Apple has historically been very guarded and secretive. While this is still true today, the company has definitely become more open after Steve Job's death. Quite frankly, the fact that there are now public betas for both iOS and macOS is mind-blowing for the Apple faithful. Last month, the company even launched its first bug bounty program! Why did Apple soften its guarded position? It had to. As the technology market advances, and security becomes a bigger focus, it is not possible to catch all bugs and vulnerabilities in house.
Apple plans to fix a vunerability in iOS 10 discovered by controversial Russian forensics company Elcomsoft that puts iPhones’ security at risk.
Apple added an alternative password verification mechanism to iOS 10, inadvertently weakening the security of local backups, the company said.
Apple is brewing a fix to patch an iOS password flaw that allows credentials to be stolen from backups.
Elcomsoft researcher Oleg Afonin says the flaws mean cracking efforts against iOS 10 backups are 2500 times faster compared to similar efforts against iOS 9. If successful, the attack will grant access to device keychains.
The latest iOS released earlier this month allows six million passwords to be attempted each second compared to 2400 a second against iOS 9, using an Intel i5 processor. Afonin conducted his research using a commercial tool.

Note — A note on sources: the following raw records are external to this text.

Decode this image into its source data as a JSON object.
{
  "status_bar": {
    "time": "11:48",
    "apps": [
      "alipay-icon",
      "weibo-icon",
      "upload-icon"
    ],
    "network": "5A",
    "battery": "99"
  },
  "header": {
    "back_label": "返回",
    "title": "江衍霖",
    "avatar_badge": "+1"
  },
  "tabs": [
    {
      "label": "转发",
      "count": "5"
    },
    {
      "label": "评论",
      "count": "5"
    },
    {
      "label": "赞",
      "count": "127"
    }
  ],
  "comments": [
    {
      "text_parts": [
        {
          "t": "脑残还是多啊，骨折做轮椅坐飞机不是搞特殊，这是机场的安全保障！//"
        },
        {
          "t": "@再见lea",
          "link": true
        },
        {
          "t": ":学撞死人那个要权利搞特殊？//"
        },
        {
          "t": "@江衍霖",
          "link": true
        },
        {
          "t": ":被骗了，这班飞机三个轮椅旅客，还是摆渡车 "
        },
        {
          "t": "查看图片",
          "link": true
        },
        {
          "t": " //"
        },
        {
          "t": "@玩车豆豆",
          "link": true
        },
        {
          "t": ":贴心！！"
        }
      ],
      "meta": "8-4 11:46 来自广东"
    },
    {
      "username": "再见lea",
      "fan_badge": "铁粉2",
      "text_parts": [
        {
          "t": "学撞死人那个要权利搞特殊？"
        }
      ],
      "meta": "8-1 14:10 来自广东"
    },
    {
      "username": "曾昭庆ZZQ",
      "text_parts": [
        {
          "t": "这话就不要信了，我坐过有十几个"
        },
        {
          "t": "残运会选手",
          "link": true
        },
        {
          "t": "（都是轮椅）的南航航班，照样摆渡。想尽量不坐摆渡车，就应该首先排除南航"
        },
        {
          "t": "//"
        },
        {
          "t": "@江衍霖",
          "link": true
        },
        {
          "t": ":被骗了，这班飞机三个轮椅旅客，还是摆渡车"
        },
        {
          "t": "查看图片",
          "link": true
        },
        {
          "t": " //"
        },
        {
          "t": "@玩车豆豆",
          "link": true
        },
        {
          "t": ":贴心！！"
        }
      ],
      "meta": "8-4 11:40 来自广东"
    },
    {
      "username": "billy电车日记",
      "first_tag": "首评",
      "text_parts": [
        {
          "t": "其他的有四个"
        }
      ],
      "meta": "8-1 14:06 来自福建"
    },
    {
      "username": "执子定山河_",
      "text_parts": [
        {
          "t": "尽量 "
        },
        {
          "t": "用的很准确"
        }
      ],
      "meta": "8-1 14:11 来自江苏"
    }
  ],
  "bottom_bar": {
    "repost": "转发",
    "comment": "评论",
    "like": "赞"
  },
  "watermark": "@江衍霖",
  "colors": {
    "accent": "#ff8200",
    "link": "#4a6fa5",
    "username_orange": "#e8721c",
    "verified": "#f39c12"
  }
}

A flaw Apple introduced in iOS 10 has made it far easier for password crackers to brute-force data backed up to iTunes, including credentials stored in Keychain.
iOS 10 might be the most secure version of Apple's mobile OS, but Apple reportedly made a serious blunder in its implementation of password verifications for iOS 10 backups to iTunes on Mac and Windows PCs.
When Mac OS X (as it was then called) first moved to a yearly release cycle in 2011, Apple had trouble defining its scope for each release. Lion, the first in this cadence and the first release to pull in a significant number of features from iOS, feels like a half-finished version of Mountain Lion in retrospect. Mavericks stripped out some of previous versions' skeuomorphism and superfluous texture, but the Mac didn’t fully match with iOS 7 until Yosemite came out a year later.